Is there such a thing as bad writing?
Let's assume we're not talking about misspellings galore, egregious grammar gaffes, and other such technical things that make it about as comprehensible as the typings of Pika the kitten. Let's say we're talking only about manuscripts that have been through the world's best spelling and grammar checks.
Then, is there such a thing as "bad"? When discussing things like voice, style, plotting, character, and all that makes fiction worth reading, is there a minimal level of competence? Some magic line below which is an auto-reject and above which is a "well, it depends"?
Do we do ourselves damage when we assume it's all just subjectivity, rather than making the effort to improve our craft?
Do we do ourselves damage when we assume our writing is crap, rather than acknowledging our strengths and the fact that we can't please everyone?
If there is a line, even a murky one, how do we find it? Our gut? Honest critique partners? I'm guessing "murky" is a key word there. Really excellent writing seems easy enough to identify, whether it's our thing or not. I know I've had the experience of reading something and thinking, "Wow, this is so well-written.
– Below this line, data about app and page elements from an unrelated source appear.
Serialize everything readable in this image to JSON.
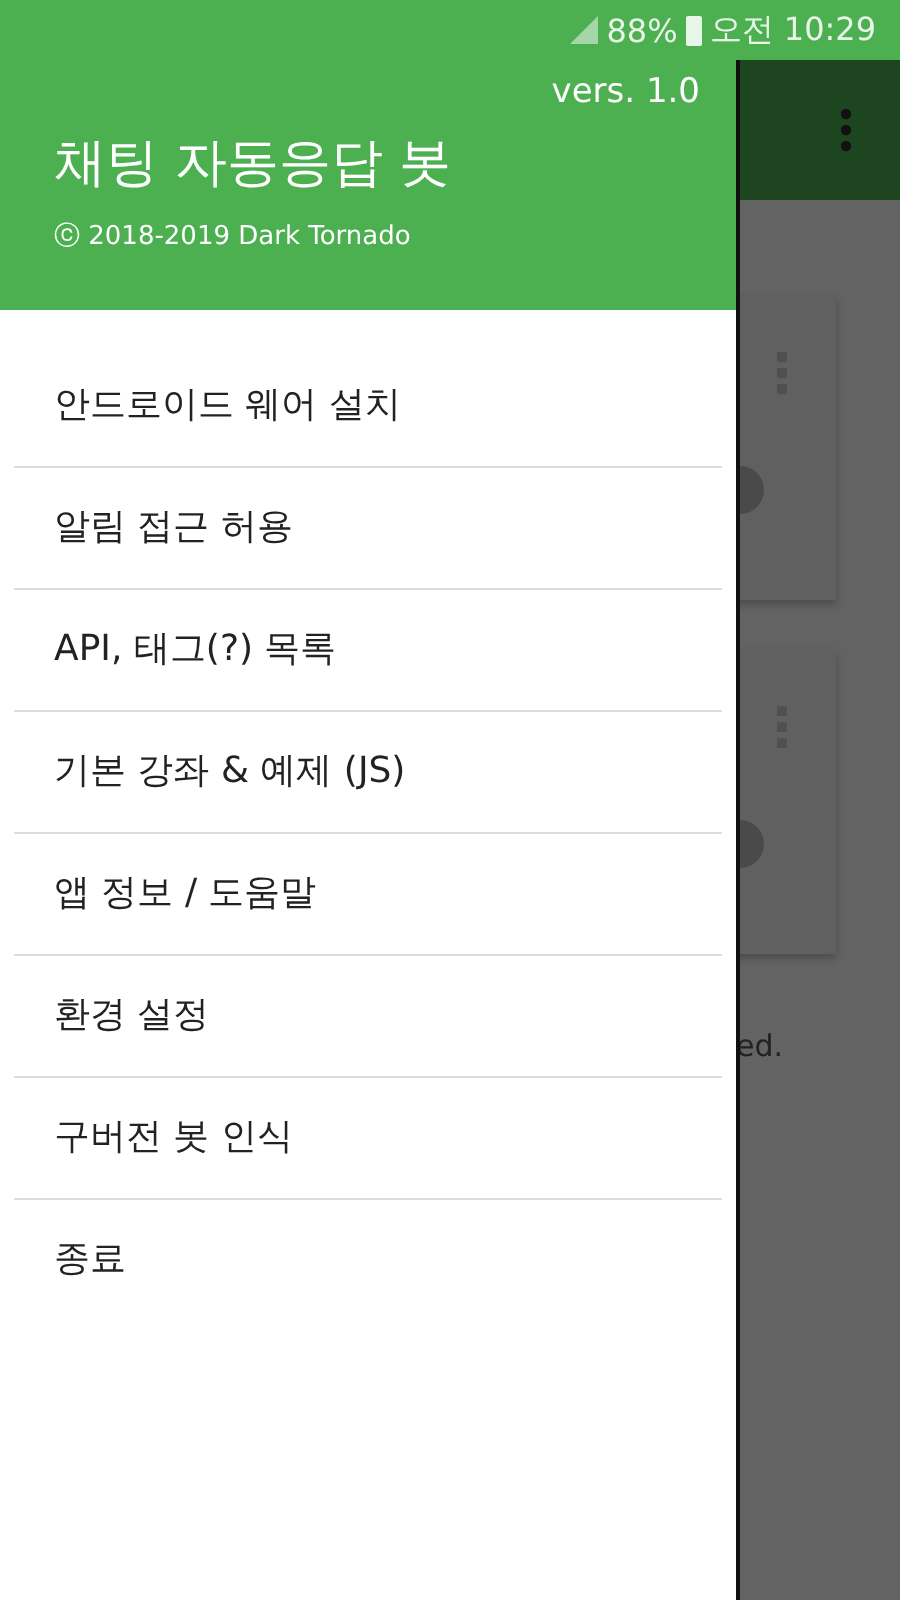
{
  "status_bar": {
    "battery": "88%",
    "time": "오전 10:29"
  },
  "drawer": {
    "version": "vers. 1.0",
    "title": "채팅 자동응답 봇",
    "copyright": "ⓒ 2018-2019 Dark Tornado",
    "items": [
      {
        "label": "안드로이드 웨어 설치"
      },
      {
        "label": "알림 접근 허용"
      },
      {
        "label": "API, 태그(?) 목록"
      },
      {
        "label": "기본 강좌 & 예제 (JS)"
      },
      {
        "label": "앱 정보 / 도움말"
      },
      {
        "label": "환경 설정"
      },
      {
        "label": "구버전 봇 인식"
      },
      {
        "label": "종료"
      }
    ]
  },
  "background": {
    "cards": [
      {
        "kind": "toggle-card"
      },
      {
        "kind": "toggle-card"
      }
    ],
    "text": "ed."
  }
}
I'm just not into (insert genre here)." Likewise, writing that's super-far off the mark is easy to spot.
But that pesky gray area in the middle ... what about that?
Lots of questions and no real answers this time around. What are your thoughts?